In this masterful novel, Jane Smiley explores the triumphs and tragedies of one family, while casting a panoramic eye on the first half of the twentieth century, a time of monumental change.
Some Luck opens on the humble, heavily indebted Langdon family farm in 1920. We meet Rosanna and Walter, their curious, brilliant newborn Frank. Soon the family grows to five children, all wildly different yet remarkable, with such potential to mark history in their own ways. Yet as time passes, as it must, some thrive as others fall victim to flaws and fate.

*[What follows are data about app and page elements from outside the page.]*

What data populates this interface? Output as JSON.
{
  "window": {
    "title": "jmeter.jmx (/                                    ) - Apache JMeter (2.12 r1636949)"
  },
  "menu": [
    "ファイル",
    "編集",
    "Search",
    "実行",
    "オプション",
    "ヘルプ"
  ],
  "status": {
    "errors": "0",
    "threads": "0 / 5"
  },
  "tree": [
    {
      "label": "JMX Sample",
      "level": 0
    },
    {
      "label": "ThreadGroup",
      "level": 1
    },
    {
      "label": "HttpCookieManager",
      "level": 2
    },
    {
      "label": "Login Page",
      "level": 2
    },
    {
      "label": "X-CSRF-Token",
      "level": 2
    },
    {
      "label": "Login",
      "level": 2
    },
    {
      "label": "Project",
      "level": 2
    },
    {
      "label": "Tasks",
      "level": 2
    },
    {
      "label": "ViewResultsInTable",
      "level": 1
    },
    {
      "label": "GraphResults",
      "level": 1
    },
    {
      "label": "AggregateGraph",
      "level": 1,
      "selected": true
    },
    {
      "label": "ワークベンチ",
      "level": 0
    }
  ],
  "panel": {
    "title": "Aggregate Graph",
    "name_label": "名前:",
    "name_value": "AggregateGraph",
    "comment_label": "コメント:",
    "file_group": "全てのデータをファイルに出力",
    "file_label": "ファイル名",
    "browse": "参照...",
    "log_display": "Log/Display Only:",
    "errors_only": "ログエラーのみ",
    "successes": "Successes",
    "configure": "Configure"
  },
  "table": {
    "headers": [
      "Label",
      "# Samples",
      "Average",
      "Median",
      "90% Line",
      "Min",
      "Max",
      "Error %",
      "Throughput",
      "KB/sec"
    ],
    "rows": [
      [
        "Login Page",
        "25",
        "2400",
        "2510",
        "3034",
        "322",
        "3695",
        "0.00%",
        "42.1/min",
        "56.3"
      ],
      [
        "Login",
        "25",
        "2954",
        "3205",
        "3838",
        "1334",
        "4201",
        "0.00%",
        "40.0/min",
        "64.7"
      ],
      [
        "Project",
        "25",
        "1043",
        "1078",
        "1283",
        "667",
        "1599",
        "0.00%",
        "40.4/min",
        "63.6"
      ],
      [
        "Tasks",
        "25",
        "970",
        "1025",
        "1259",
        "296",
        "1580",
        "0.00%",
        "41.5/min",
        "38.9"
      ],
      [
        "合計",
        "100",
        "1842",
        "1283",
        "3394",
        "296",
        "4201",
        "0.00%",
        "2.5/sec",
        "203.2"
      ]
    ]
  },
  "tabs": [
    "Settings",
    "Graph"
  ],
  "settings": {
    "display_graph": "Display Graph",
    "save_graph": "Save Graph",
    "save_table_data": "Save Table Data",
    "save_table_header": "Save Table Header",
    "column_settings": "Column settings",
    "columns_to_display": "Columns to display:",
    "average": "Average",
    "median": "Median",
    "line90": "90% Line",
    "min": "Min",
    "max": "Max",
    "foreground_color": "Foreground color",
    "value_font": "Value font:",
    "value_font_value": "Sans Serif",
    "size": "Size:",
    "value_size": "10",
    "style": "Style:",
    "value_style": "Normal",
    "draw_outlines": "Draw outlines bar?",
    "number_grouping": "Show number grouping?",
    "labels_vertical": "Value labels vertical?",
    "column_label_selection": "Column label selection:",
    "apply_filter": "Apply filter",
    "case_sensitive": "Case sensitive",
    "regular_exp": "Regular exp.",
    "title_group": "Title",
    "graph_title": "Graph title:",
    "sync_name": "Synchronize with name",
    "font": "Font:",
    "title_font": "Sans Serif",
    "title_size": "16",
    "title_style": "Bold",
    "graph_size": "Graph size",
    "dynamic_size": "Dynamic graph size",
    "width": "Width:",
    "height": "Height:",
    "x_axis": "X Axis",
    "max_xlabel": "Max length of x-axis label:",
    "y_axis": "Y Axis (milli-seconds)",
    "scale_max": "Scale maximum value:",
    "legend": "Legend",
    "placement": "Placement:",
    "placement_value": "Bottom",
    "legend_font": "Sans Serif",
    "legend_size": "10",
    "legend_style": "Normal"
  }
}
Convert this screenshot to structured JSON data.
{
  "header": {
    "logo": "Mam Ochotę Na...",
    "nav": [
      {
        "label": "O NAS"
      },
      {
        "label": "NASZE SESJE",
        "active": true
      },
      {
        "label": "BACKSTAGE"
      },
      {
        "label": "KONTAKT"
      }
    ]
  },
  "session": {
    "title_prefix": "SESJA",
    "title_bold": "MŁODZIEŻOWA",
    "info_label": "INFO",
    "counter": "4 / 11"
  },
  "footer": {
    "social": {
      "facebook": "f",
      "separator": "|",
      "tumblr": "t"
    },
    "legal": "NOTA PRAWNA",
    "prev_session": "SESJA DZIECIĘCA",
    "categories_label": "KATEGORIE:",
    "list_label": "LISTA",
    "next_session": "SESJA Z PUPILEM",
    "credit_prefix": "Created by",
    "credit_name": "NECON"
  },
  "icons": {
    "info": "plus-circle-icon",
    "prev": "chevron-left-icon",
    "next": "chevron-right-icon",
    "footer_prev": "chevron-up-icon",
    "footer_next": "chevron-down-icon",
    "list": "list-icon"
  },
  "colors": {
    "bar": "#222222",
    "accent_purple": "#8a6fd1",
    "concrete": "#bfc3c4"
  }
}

Who will persevere? Who will simply, sadly, be forgotten? With shared joys and hushed secrets, through times of economic and political volatility, Some Luck examines the nature of family, character, and how we are all changed by circumstances unforeseen.
“A ravishing and defiantly old-fashioned novel set on the same Iowa soil Smiley tilled in her Pulitzer Prize-winning A Thousand Acres . . . . ” Hamilton Cain, O, The Oprah Magazine
“Sweeping . . . Smiley’s most commanding novel yet. She is a master storyteller—that rare ‘three-fer’: meticulous historian, intelligent humorist and seasoned literary novelist . . . ” Meredith Maran, Los Angeles Times
“Fascinating—an impressive accounting of family life . . . Some Luck would qualify as Smiley’s magnum opus if this, her 14th novel, were a single work and not the first in her trilogy. ..Now, with Some Luck and a return to the heartland, the remarkable Smiley just got a little more remarkable.” Barbara Liss, Houston Chronicle
“A masterpiece in the making . . . intimate, miraculous—the auspicious beginning of an American saga every bit as ambitious as Updike’s magnum opus, anchored in the satisfactions and challenges of life on a farm, but expand[ing] to various American cities and beyond . . . ” Kevin Nance, USA Today
“Engaging, bold . . . Smiley delivers a straightforward, old-fashioned tale of rural family life in changing times, depicting isolated farm life with precision . . . It is especially satisfying to hear a powerful writer narrate men’s and women’s lives lovingly and with equal attention. Subtle, wry and moving.” Valerie Sayers, The Washington Post
“Smiley is prolific [and] seemingly writes the way her idol Dickens did—as easily as if it were breathing . . . She made up her mind at an early age that she was going to master not just one genre, but all of them. Her new book is the first volume of a trilogy—one of the few forms left for her to tackle . . . ” Charles McGrath, The New York Times
“Audaciously delicious . . . Every character here steals our heart.” Beth Kephart, Chicago Tribune
“It’s breathtaking to realize that this novel is the first of a trilogy!” Philadelphia Inquirer
“From Pulitzer winner Smiley, a multi-generational saga about an Iowa farming family’s shifting fortunes.” Kim Hubbard, People, “Best Books of the Fall”
“Epic, striking . . . Masterly.” Alice O’Keeffe, The Bookseller (UK)
“The expansive American epic is Smiley’s métier, and she’s in top form with this multigenerational story of an Iowa farming family—sturdy sons, passionate daughters, a tough but tender existence—across the first half of the 20th century.” Time
“Highly recommended; a lush and grounded reading experience.” Barbara Hoffert, Library Journal (starred review)
“Tremendous . . . Smiley is a seductive writer in perfect command of every element of language. She was awarded the Pulitzer Prize for A Thousand Acres, a novel about a farming family in Iowa, and she returns to that fertile ground to tell the stories of the Langdons, a clan deeply in accord with the land . . . It will be on the top of countless to-read lists.” Donna Seaman, Booklist(starred review)
“Exciting. . . In the first volume of a planned trilogy, Smiley returns to the Iowa of her Pulitzer Prize winning A Thousand Acres, but in a different vein. ..Smiley plans to extend the tale of the Langdon family well into the 21st century; she’s off to a very strong start.” Publishers Weekly (starred review)